All 2.2 billion people who use Facebook will soon see changes to their privacy settings, in response to a sweeping new privacy law in Europe — but American users won't see exactly the same thing as their European counterparts.
Apple said that it will spend $350 billion in development and create 20,000 jobs to the United States in the next five years, following the recent corporate tax changes and a greater push to increase manufacturing in the US. As part of this inves
One of the many buzzwords at this week's CES technology show is "blockchain" — the technology underpinning the bitcoin craze.
Some Twitter users have called, repeatedly, for the social network to block President Donald Trump's account — but a new statement from Twitter essentially says that is not going to happen.
You may not know much about the companies exposing your personal information. But they know a lot about you.
Here's a fun question to pose at the family dinner table: have you ever heard of Alteryx? Whether you have or not, chances are good that it has heard of you.

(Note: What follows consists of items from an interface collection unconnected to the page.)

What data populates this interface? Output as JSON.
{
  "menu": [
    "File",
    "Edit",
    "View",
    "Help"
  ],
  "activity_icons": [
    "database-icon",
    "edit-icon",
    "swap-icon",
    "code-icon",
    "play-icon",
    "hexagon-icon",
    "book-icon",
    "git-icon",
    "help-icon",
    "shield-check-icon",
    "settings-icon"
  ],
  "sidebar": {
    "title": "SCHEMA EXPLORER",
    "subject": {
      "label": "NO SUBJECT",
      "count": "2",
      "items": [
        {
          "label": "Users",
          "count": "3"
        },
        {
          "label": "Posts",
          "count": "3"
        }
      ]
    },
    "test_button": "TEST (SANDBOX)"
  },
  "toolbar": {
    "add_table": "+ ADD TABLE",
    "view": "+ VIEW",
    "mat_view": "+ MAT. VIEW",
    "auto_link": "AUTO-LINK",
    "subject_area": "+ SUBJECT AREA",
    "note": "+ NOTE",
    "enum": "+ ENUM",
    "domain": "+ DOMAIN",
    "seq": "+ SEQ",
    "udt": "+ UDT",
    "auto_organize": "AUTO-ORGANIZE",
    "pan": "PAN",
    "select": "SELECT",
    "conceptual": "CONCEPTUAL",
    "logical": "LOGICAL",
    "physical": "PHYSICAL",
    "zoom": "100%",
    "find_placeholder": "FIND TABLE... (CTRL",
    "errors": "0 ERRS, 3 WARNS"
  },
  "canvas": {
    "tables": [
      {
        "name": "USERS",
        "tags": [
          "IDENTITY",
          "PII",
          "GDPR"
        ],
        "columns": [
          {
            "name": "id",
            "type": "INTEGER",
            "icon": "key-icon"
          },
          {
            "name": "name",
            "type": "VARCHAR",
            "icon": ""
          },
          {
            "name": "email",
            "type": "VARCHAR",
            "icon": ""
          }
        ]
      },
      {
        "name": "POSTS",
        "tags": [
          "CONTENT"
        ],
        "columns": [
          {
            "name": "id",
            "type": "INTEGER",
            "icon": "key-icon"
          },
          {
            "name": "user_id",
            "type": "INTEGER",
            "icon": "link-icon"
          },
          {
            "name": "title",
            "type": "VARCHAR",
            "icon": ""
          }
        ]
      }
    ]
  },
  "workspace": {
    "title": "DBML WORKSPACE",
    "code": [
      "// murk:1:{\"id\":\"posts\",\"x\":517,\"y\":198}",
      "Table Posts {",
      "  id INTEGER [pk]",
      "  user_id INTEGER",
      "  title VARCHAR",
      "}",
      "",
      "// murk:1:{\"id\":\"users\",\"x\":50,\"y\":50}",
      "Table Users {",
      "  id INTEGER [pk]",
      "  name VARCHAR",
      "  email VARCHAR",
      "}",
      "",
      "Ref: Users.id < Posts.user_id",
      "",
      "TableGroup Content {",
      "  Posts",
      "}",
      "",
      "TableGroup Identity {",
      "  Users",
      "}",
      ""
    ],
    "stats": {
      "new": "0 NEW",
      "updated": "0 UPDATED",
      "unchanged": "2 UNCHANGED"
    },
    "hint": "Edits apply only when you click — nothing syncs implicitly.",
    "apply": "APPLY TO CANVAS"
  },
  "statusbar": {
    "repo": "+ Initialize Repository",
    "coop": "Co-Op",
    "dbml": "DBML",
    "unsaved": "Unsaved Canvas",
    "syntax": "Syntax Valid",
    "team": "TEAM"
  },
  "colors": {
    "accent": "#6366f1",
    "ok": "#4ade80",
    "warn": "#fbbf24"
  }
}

The Internet Association -- which counts Google, Facebook, Twitter and others among its members -- reversed course and said it will support the Stop Enabling Sex Traffickers Act (SESTA), a bill designed to make it easier to sue websites that enabl
Rogue Twitter employee deactivated President Trump’s personal account on last day on the job, company says
President Donald Trump boasted Nov 3 of his social media influence after his personal Twitter account was briefly deactivated by a departing company employee, raising serious questions about the security of tweets the president wields to set major
Privacy messenger app Confide, used by some in White House, gets slapped with lawsuit that says it's not as secure as it claims
A new lawsuit claims that Confide, a privacy-focused messaging app reportedly used by several politicians including those in the Trump administration in February, may not be as secure as it has advertised.
Let's be honest here — most of us don’t read the privacy policies for smart televisions. And even if we try to, it’s often difficult to read them, particularly on a television screen.
The legal battle between Twitter and the US government ended April 7, after the Department of Homeland Security withdrew its demand that the tech company release information to identify an account holder whose tweets are critical of President Dona